Overall, the mussel survey was a success. We recovered mussels from 90% of the sites and survival was over 78%. The most abundant organic contaminants measured were PAHs, PCBs, PBDEs, and DDTs. PAHs and PCBs were detected in mussels from every site, and the concentrations were significantly higher in Puget Sound’s most urbanized areas, as measured both by municipal land-use classification (i.e., cities and unincorporated-UGAs) and by the percent of impervious surface in upland watersheds adjacent to the nearshore (Table 3). Although lower in overall concentration, PBDEs and DDTs followed a similar pattern. In addition, most of these organic contaminants were elevated in areas near marinas and ferry terminals. The other organic contaminants were detected in mussels at only a few study sites and at low levels. Five of the six metals (lead was the exception) were found in mussels from all the study sites, though their concentrations were relatively low. Though zinc and lead were the only two metals that were significantly related to land-use in our testing, our power to detect differences in most of the metals (mercury, arsenic, cadmium, copper and lead) was often low.

These findings suggest toxic contaminants are entering the nearshore food web of the greater Puget Sound, especially along shorelines adjacent to highly urbanized areas. Based on the results of this survey and a number of power analyses, WDFW recommends the following:

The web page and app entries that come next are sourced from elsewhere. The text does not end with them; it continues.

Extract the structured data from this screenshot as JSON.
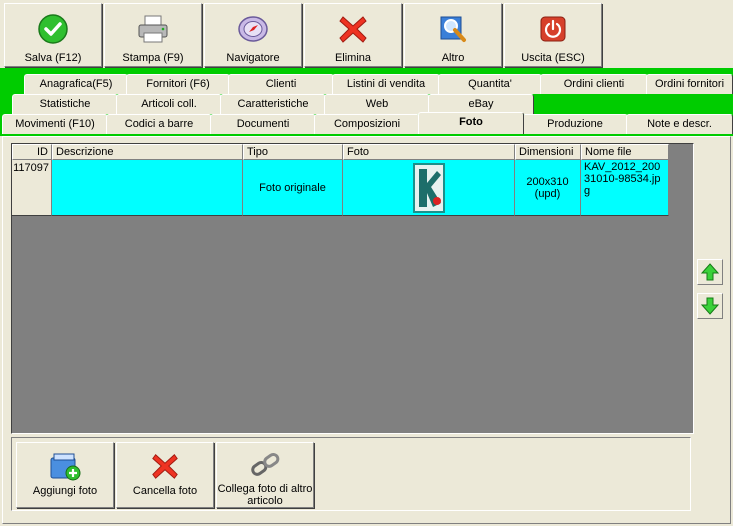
{
  "toolbar": {
    "buttons": [
      {
        "label": "Salva (F12)",
        "icon": "check-icon"
      },
      {
        "label": "Stampa (F9)",
        "icon": "printer-icon"
      },
      {
        "label": "Navigatore",
        "icon": "compass-icon"
      },
      {
        "label": "Elimina",
        "icon": "x-icon"
      },
      {
        "label": "Altro",
        "icon": "magnifier-icon"
      },
      {
        "label": "Uscita (ESC)",
        "icon": "power-icon"
      }
    ]
  },
  "tabs": {
    "row1": [
      "Anagrafica(F5)",
      "Fornitori (F6)",
      "Clienti",
      "Listini di vendita",
      "Quantita'",
      "Ordini clienti",
      "Ordini fornitori"
    ],
    "row2": [
      "Statistiche",
      "Articoli coll.",
      "Caratteristiche",
      "Web",
      "eBay"
    ],
    "row3": [
      "Movimenti (F10)",
      "Codici a barre",
      "Documenti",
      "Composizioni",
      "Foto",
      "Produzione",
      "Note e descr."
    ],
    "active": "Foto"
  },
  "grid": {
    "columns": [
      "ID",
      "Descrizione",
      "Tipo",
      "Foto",
      "Dimensioni",
      "Nome file"
    ],
    "rows": [
      {
        "id": "117097",
        "descrizione": "",
        "tipo": "Foto originale",
        "foto": "thumbnail",
        "dimensioni": "200x310 (upd)",
        "nome_file": "KAV_2012_20031010-98534.jpg"
      }
    ]
  },
  "side_buttons": {
    "up": "arrow-up-icon",
    "down": "arrow-down-icon"
  },
  "bottom_buttons": [
    {
      "label": "Aggiungi foto",
      "icon": "add-photo-icon"
    },
    {
      "label": "Cancella foto",
      "icon": "x-icon"
    },
    {
      "label": "Collega foto di altro articolo",
      "icon": "link-icon"
    }
  ],
  "colors": {
    "tab_background": "#00cc00",
    "selected_row": "#00ffff",
    "grid_background": "#808080",
    "window": "#ece9d8"
  }
}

  1. To identify the major sources of contamination into the greater Puget Sound, and to better understand temporal trends and mechanisms, we recommend a) long-term nearshore mussel monitoring, and b) incorporation of our findings with other SAM monitoring studies.
  2. In order to improve our ability to identify patterns and track changes in nearshore contamination SAM should relocate some of the mussel sites to better cover of the full spectrum of urbanization in Puget Sound. To accomplish this, SAM could introduce substrata into the GRTS model used to assign sites, utilizing mean impervious surface in nearshore watersheds to delineate the substrata. Depending on the number of substrata (three to four), between five to 10 sites would be required per substratum (20-40 sites total) to give sufficient power to detect changes in nearshore contamination in the future.
  3. Once the new sites are selected, all of the mussel sites should become permanent SAM nearshore sites (i.e., index sites) to be revisited and resampled in future surveys for time trend analyses.
  4. Considering the low power to detect differences in some of the metals during this first round of monitoring, SAM should commission a literature review of the efficacy of using mussels to detect changes in different types of metals and either drop or retain them from the list as appropriate.
  5. Given recent evidence of contaminants of emerging concern (CECs) in Puget Sound fish (Peck et al., 2011, Johnson et al., 2008; Fiest et al., 2011), we recommend adding some CECs to the list of contaminants analyzed. We further recommend seeking guidance from PSEMP’s Toxics Workgroup on which stormwater-related CECs are relevant to the Puget Sound and measurable via current methods.

The success of this large-scale, field-intensive monitoring study was due in large part to lessons learned from a separate WDFW pilot study using caged mussels (37TLanksbury et al., 201437T), expertise gained from the National Status and Trends’ 37TMussel Watch Program37T, and the hundreds of hours of help from many citizen science volunteers. We recommend WDFW be retained to continue the SAM Mussel Monitoring program, and that volunteers continue to be utilized for this monitoring. In addition, partner groups sponsored a number of additional sites (25) to this study, including many locations outside the UGA, where SAM had no sites. These sponsors brought a benefit to SAM Mussel Monitoring by allowing for additional comparisons between UGAs and non-UGAs in this first survey.